It was a bit slow on the uptake, but Rhode Island last month finally created its first ever state education funding formula. (It was, in fact, the only state without a formula until now.) These formulae are usually a big muddle that give districts and schools little autonomy, even as they try to even out dollars between property-tax rich suburbs and lower-income urban areas. RI tried to skip the muddle and do something, that at first blush, seems quite simple: Fund the child. But though this might sound like "weighted student funding," an approach of which we’re fans, it's not quite a home run. Though dollars will flow based on enrollment and demographics, districts and schools will have no greater freedom to spend those dollars nor will dollars truly "follow the child" from school to school. We'll admit to being tough critics—it is a state not local funding scheme, after all, and to its credit, enrollment numbers will be updated every year, reallocating dollars accordingly, while poor students will be "weighted" 40 percent more than the baseline per pupil allotment. Even better, charter and district schools will be funded equally by the state, which is great news for Rhode Island's charter schools. But that leaves us wondering: When you've made it to second base, why not take it to home plate?

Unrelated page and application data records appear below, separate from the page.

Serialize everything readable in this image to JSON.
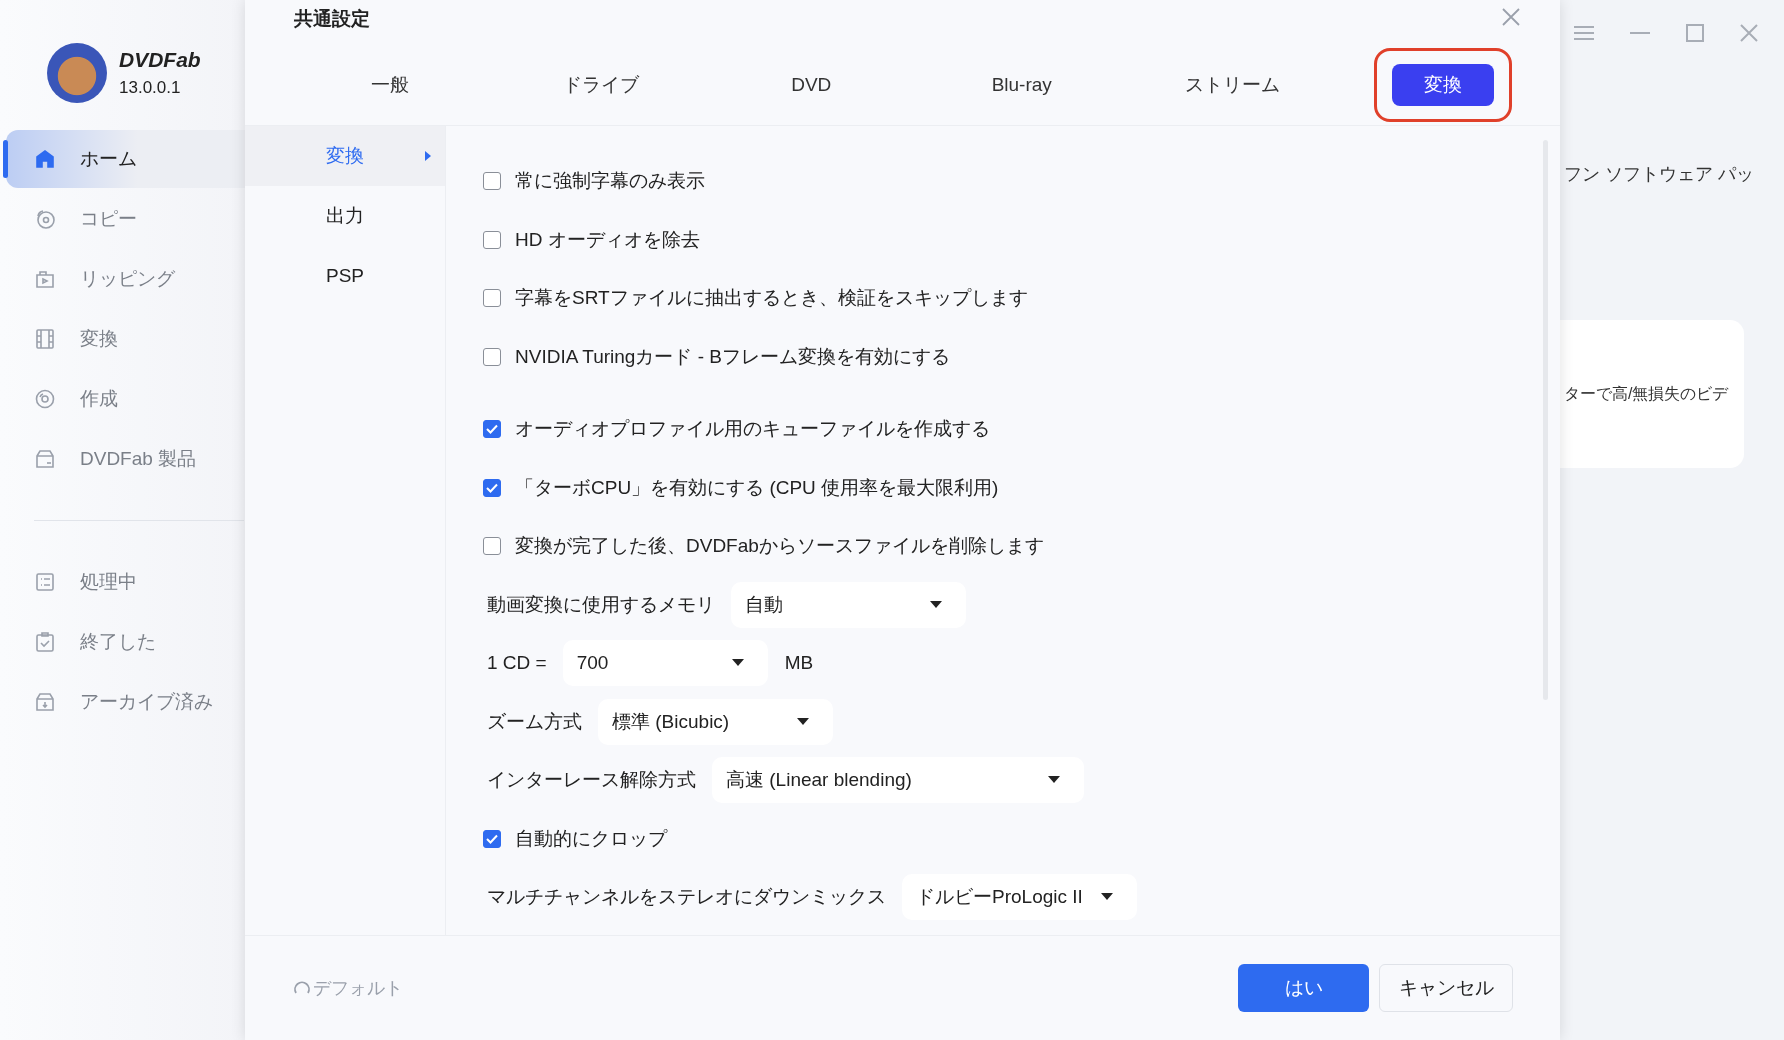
{
  "app": {
    "name": "DVDFab",
    "version": "13.0.0.1"
  },
  "sidebar": {
    "items": [
      {
        "label": "ホーム",
        "selected": true
      },
      {
        "label": "コピー",
        "selected": false
      },
      {
        "label": "リッピング",
        "selected": false
      },
      {
        "label": "変換",
        "selected": false
      },
      {
        "label": "作成",
        "selected": false
      },
      {
        "label": "DVDFab 製品",
        "selected": false
      }
    ],
    "queue_items": [
      {
        "label": "処理中",
        "selected": false
      },
      {
        "label": "終了した",
        "selected": false
      },
      {
        "label": "アーカイブ済み",
        "selected": false
      }
    ]
  },
  "background": {
    "banner_text": "フン ソフトウェア パッ",
    "card_text": "ターで高/無損失のビデ"
  },
  "dialog": {
    "title": "共通設定",
    "tabs": [
      {
        "label": "一般",
        "selected": false
      },
      {
        "label": "ドライブ",
        "selected": false
      },
      {
        "label": "DVD",
        "selected": false
      },
      {
        "label": "Blu-ray",
        "selected": false
      },
      {
        "label": "ストリーム",
        "selected": false
      },
      {
        "label": "変換",
        "selected": true
      }
    ],
    "subnav": [
      {
        "label": "変換",
        "selected": true
      },
      {
        "label": "出力",
        "selected": false
      },
      {
        "label": "PSP",
        "selected": false
      }
    ],
    "settings_groups": [
      [
        {
          "kind": "checkbox",
          "label": "常に強制字幕のみ表示",
          "checked": false
        },
        {
          "kind": "checkbox",
          "label": "HD オーディオを除去",
          "checked": false
        },
        {
          "kind": "checkbox",
          "label": "字幕をSRTファイルに抽出するとき、検証をスキップします",
          "checked": false
        },
        {
          "kind": "checkbox",
          "label": "NVIDIA Turingカード - Bフレーム変換を有効にする",
          "checked": false
        }
      ],
      [
        {
          "kind": "checkbox",
          "label": "オーディオプロファイル用のキューファイルを作成する",
          "checked": true
        },
        {
          "kind": "checkbox",
          "label": "「ターボCPU」を有効にする (CPU 使用率を最大限利用)",
          "checked": true
        },
        {
          "kind": "checkbox",
          "label": "変換が完了した後、DVDFabからソースファイルを削除します",
          "checked": false
        },
        {
          "kind": "select",
          "label": "動画変換に使用するメモリ",
          "value": "自動"
        },
        {
          "kind": "select",
          "label": "1 CD =",
          "value": "700",
          "unit": "MB"
        },
        {
          "kind": "select",
          "label": "ズーム方式",
          "value": "標準 (Bicubic)"
        },
        {
          "kind": "select",
          "label": "インターレース解除方式",
          "value": "高速 (Linear blending)"
        },
        {
          "kind": "checkbox",
          "label": "自動的にクロップ",
          "checked": true
        },
        {
          "kind": "select",
          "label": "マルチチャンネルをステレオにダウンミックス",
          "value": "ドルビーProLogic II"
        }
      ]
    ],
    "default_button": "デフォルト",
    "buttons": [
      {
        "label": "はい",
        "kind": "primary"
      },
      {
        "label": "キャンセル",
        "kind": "secondary"
      }
    ]
  }
}
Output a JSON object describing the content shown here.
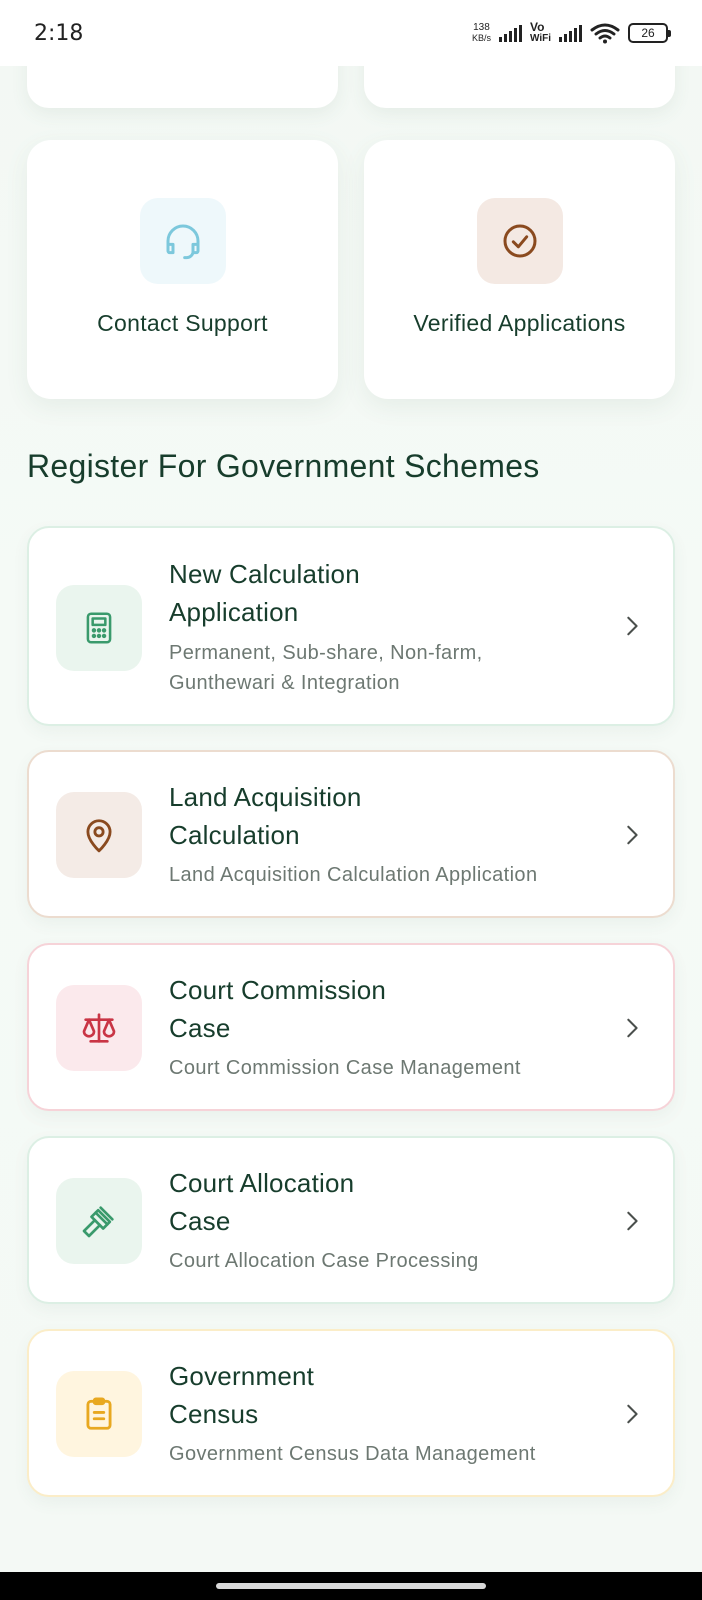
{
  "status_bar": {
    "time": "2:18",
    "net_speed_value": "138",
    "net_speed_unit": "KB/s",
    "vo_top": "Vo",
    "vo_bottom": "WiFi",
    "battery": "26"
  },
  "feature_cards": [
    {
      "label": "Contact Support",
      "icon": "headset-icon",
      "icon_bg": "#eef8fb",
      "icon_color": "#7cc8dc"
    },
    {
      "label": "Verified Applications",
      "icon": "check-circle-icon",
      "icon_bg": "#f4e9e3",
      "icon_color": "#8a4a1f"
    }
  ],
  "section_title": "Register For Government Schemes",
  "schemes": [
    {
      "title_line1": "New Calculation",
      "title_line2": "Application",
      "desc_line1": "Permanent, Sub-share, Non-farm,",
      "desc_line2": "Gunthewari & Integration",
      "icon": "calculator-icon",
      "icon_bg": "#eaf5ee",
      "icon_color": "#3a9a6c",
      "border": "#dcefe4"
    },
    {
      "title_line1": "Land Acquisition",
      "title_line2": "Calculation",
      "desc_line1": "Land Acquisition Calculation Application",
      "icon": "map-pin-icon",
      "icon_bg": "#f4ebe6",
      "icon_color": "#8a4a1f",
      "border": "#ecdccf"
    },
    {
      "title_line1": "Court Commission",
      "title_line2": "Case",
      "desc_line1": "Court Commission Case Management",
      "icon": "scales-icon",
      "icon_bg": "#fbe9ec",
      "icon_color": "#c93545",
      "border": "#f6d3d8"
    },
    {
      "title_line1": "Court Allocation",
      "title_line2": "Case",
      "desc_line1": "Court Allocation Case Processing",
      "icon": "gavel-icon",
      "icon_bg": "#eaf5ee",
      "icon_color": "#3a9a6c",
      "border": "#dcefe4"
    },
    {
      "title_line1": "Government",
      "title_line2": "Census",
      "desc_line1": "Government Census Data Management",
      "icon": "clipboard-icon",
      "icon_bg": "#fff5df",
      "icon_color": "#e8a820",
      "border": "#fbedc8"
    }
  ]
}
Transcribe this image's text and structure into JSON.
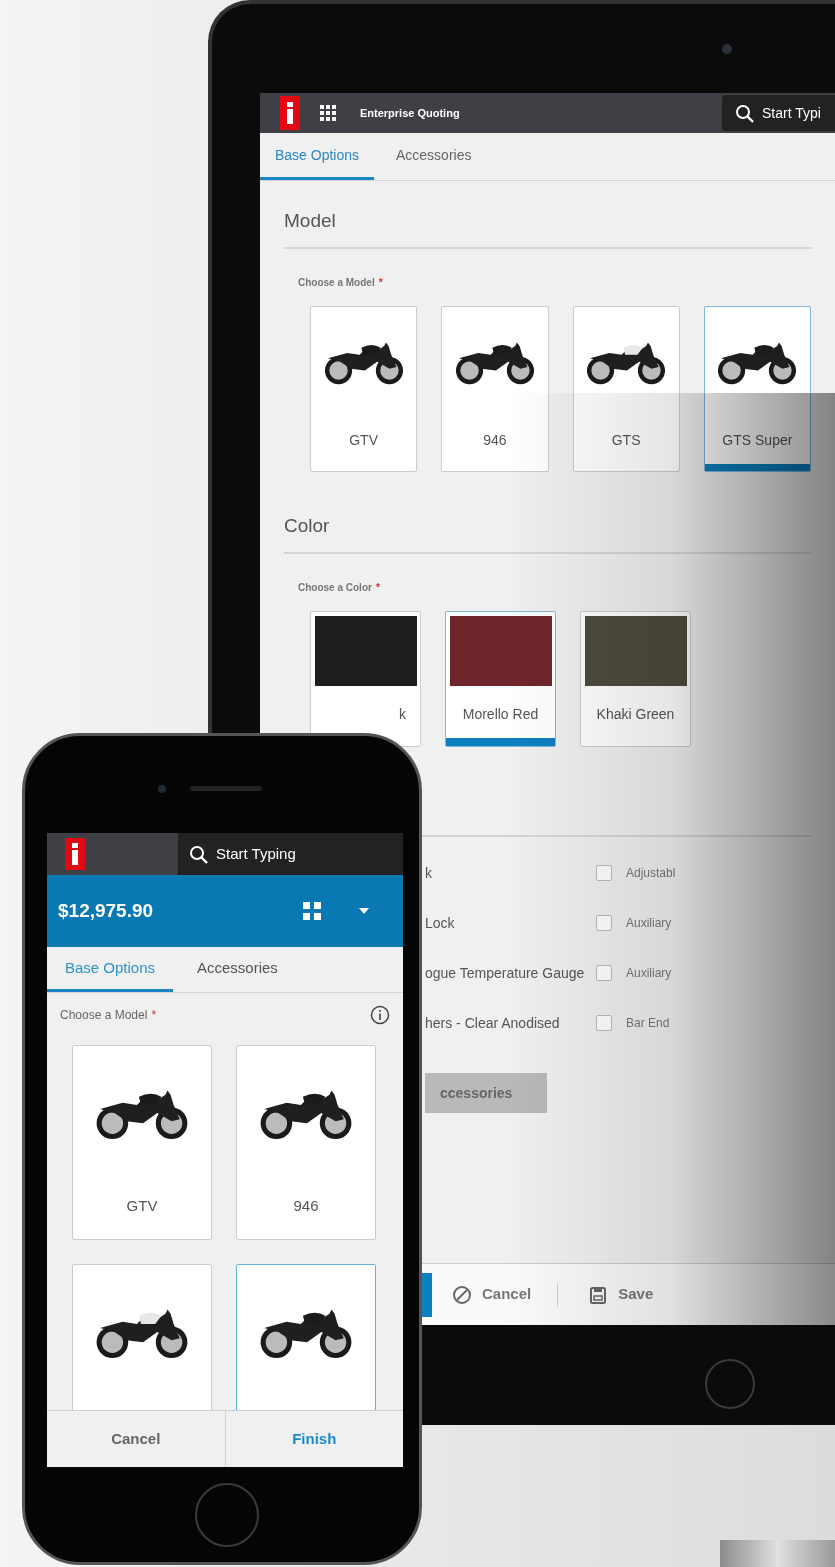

“New Rhode Island School Funding Formula Aims at Equity,” by Lesli A. Maxwell, Education Week, July 19, 2010